Kat: ‘Push on to Paris’? You ought to see what they’ve got on the other side. They eat white bread over there. They’ve got dozens of airplanes to our one. And tanks that’ll go over anything. And what have we got? Guns so worn they’ve dropped shells on our own men. No food, no ammunition, no officers. ‘Push on to Paris’? So that’s the way they talk back there.
After they talk for a while, they walk back to the unit. On the way, a plane’s bomb wounds Kat’s kneecap. Paul interprets the injury as good luck: “That means the war’s over,” but Kat thinks the war will be over when he is really dead. Paul carries the wounded gruff veteran strung over his shoulders. Another aerial attack from an enemy plane explodes a bomb behind them. Paul shouts into the sky: “You can’t get both of us in one day!” As he brings Kat to safety, Paul doesn’t immediately realize that the older soldier has already died from a bomb splinter in the neck from the second plane attack. He continues talking to the corpse across his shoulders, reminiscing about the mentoring he received as a young recruit from Kat on “how to dodge shells” in his first bombardment.
In a heart-rending, effective scene, Paul lays Kat down and goes to get water from him to drink, but another soldier tells him not to bother: “Spare yourself the trouble. He’s dead.” Paul tries to get the dead man to drink water anyway, not wanting to believe the inevitable. Asked if he is related to Kat, Paul responds in a dull voice: “No, we’re not related.” Paul walks away from the tent, dazed and emotionally anguished over the death.

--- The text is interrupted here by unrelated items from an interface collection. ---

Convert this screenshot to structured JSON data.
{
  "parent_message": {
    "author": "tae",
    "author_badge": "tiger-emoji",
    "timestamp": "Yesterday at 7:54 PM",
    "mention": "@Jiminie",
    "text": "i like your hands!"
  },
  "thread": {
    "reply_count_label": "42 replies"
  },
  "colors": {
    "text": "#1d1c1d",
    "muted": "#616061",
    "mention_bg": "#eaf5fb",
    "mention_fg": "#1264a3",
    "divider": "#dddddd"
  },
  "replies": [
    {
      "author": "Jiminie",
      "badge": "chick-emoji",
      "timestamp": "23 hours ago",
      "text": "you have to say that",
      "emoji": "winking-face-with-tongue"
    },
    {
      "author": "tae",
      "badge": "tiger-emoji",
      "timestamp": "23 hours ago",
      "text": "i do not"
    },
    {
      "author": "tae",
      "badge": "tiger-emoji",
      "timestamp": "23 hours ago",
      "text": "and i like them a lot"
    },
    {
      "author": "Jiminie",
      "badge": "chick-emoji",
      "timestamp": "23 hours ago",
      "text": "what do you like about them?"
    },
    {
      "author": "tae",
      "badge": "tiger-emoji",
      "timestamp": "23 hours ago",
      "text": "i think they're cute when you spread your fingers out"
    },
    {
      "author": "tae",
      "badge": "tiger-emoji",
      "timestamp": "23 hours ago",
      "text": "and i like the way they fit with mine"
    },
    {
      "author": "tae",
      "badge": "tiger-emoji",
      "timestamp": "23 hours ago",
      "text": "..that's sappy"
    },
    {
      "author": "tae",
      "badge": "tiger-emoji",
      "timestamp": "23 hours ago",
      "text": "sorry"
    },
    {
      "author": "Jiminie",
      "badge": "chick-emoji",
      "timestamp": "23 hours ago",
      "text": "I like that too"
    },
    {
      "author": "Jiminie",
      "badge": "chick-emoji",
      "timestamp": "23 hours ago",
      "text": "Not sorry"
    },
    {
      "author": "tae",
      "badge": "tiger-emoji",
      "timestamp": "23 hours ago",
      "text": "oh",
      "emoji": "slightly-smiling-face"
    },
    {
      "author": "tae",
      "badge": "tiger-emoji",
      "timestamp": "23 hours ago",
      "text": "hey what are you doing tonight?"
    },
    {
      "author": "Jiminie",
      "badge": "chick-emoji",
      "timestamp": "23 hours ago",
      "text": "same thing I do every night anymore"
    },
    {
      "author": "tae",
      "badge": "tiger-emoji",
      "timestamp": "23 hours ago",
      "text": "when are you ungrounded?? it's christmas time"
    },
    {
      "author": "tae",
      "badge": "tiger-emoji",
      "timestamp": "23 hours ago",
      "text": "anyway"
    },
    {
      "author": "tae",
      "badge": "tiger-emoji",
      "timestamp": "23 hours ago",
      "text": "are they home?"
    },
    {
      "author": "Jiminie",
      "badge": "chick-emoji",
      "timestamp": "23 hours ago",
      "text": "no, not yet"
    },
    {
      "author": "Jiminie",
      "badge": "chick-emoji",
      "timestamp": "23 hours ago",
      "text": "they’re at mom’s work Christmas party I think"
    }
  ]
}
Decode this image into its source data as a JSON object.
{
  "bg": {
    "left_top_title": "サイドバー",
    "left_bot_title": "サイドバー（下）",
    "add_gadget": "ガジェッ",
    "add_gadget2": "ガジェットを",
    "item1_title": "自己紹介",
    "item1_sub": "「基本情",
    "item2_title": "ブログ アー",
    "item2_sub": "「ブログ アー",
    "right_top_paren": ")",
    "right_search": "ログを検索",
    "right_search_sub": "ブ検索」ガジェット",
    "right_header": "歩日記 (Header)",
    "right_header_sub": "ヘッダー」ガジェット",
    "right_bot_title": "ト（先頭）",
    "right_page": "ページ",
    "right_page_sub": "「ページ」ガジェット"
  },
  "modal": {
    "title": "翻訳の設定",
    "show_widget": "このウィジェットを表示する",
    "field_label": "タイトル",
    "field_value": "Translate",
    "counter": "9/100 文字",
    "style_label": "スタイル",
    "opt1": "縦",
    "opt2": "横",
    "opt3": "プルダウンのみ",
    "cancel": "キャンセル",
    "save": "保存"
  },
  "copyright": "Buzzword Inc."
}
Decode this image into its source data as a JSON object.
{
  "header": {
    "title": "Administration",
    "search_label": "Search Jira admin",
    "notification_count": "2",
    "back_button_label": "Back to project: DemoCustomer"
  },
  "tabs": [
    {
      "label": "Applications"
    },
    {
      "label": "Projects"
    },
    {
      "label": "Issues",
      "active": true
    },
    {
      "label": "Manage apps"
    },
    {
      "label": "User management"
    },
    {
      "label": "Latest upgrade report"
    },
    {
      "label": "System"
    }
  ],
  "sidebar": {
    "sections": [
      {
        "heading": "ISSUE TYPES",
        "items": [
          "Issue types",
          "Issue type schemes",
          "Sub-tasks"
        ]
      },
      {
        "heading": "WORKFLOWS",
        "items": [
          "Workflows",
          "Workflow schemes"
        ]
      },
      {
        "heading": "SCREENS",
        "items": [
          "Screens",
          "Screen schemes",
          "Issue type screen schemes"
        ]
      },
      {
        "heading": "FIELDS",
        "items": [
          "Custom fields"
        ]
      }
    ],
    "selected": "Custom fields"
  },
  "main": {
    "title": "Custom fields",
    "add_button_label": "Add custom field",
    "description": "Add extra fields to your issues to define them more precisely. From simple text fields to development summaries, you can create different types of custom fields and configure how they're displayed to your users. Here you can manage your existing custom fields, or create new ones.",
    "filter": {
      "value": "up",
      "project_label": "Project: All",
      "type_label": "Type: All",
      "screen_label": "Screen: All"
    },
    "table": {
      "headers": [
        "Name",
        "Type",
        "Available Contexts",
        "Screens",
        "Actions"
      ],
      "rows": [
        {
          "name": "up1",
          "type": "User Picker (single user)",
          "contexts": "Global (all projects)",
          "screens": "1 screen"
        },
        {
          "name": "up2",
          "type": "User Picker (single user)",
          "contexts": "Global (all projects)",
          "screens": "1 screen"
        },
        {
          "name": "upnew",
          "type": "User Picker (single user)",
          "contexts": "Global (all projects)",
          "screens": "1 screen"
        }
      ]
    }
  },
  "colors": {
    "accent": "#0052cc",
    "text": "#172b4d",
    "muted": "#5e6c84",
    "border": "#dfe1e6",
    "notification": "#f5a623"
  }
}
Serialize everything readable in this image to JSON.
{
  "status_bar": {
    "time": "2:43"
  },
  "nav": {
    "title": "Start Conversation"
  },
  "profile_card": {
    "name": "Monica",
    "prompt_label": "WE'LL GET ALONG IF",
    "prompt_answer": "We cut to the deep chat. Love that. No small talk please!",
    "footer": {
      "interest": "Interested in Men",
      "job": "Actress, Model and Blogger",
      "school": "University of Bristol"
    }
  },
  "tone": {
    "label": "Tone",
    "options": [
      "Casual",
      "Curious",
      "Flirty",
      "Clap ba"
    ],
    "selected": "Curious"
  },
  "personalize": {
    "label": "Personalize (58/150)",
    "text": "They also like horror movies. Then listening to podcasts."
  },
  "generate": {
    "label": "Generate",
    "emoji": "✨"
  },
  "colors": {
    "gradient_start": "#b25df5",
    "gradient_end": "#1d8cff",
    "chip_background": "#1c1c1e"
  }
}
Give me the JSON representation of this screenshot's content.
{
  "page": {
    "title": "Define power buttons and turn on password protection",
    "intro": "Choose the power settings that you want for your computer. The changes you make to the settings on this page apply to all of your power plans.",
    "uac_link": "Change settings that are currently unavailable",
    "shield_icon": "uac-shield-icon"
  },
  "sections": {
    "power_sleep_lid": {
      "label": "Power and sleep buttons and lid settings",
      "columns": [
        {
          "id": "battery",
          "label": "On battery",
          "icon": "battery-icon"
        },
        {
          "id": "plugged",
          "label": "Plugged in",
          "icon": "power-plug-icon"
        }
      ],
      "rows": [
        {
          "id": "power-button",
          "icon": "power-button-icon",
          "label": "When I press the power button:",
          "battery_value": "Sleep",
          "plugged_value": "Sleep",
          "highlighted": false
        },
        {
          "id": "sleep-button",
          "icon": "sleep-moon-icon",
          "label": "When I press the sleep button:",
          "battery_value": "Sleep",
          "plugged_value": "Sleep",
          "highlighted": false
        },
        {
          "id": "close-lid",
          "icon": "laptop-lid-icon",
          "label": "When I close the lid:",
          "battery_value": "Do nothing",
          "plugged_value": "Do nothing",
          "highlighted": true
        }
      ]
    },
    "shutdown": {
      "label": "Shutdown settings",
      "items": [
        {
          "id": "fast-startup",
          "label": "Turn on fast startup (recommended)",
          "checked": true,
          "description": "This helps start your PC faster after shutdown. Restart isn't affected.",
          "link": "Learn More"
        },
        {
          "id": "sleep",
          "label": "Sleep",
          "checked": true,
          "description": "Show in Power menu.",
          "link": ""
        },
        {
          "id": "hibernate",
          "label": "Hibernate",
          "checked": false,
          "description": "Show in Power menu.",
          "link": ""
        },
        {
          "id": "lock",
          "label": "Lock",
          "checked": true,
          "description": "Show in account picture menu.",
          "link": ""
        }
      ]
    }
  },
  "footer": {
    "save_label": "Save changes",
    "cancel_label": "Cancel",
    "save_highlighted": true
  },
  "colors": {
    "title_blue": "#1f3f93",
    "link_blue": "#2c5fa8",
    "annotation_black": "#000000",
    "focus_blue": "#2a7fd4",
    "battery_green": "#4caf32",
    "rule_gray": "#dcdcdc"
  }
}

In the unforgettable final moments of the film, just before the “all quiet on the western front” armistice and with all of his comrades gone, soldiers are bailing water out of a dilapidated trench. The faint sound of a harmonica can be heard. Paul is sitting alone, daydreaming inside the trench on a seemingly peaceful, bright day. He is exhausted by terror and boredom. Through the gunhole of his trench, he sees a beautiful lone butterfly that has landed just beyond his reach next to a discarded tin can outside the parapet. He begins to carefully reach out over the protection of his bunker with his hand to grasp it, momentarily forgetting the danger that is ever-present. As he stretches his hand out yearning for its beauty, a distant French sniper prepares to take careful aim through a scope on a rifle. As he leans out closer to the butterfly and extends his hand, suddenly the sharp whining sound of a shot is heard. Paul’s hand jerks back , twitches for a moment and then goes limp in death. [The hand actually belonged to director Lewis Milestone who shot the scene and included his own hand in the final print. The scene was suggested to Milestone by Czech cinematographer Karl Freund.]
All is silent and quiet. The harmonica tune stops.
In the film’s grim epilogue, there is the haunting image of a dark, battle-scarred hillside covered with a sea of white crosses. Across the corpse-strewn fields, a super-imposed ghostly view emerges of Paul and his comrade soldiers in a column marching obliquely away from the camera toward a void. They are ghostly soldiers who, one by one, look back with bitterness, sadness and accusation in their eyes.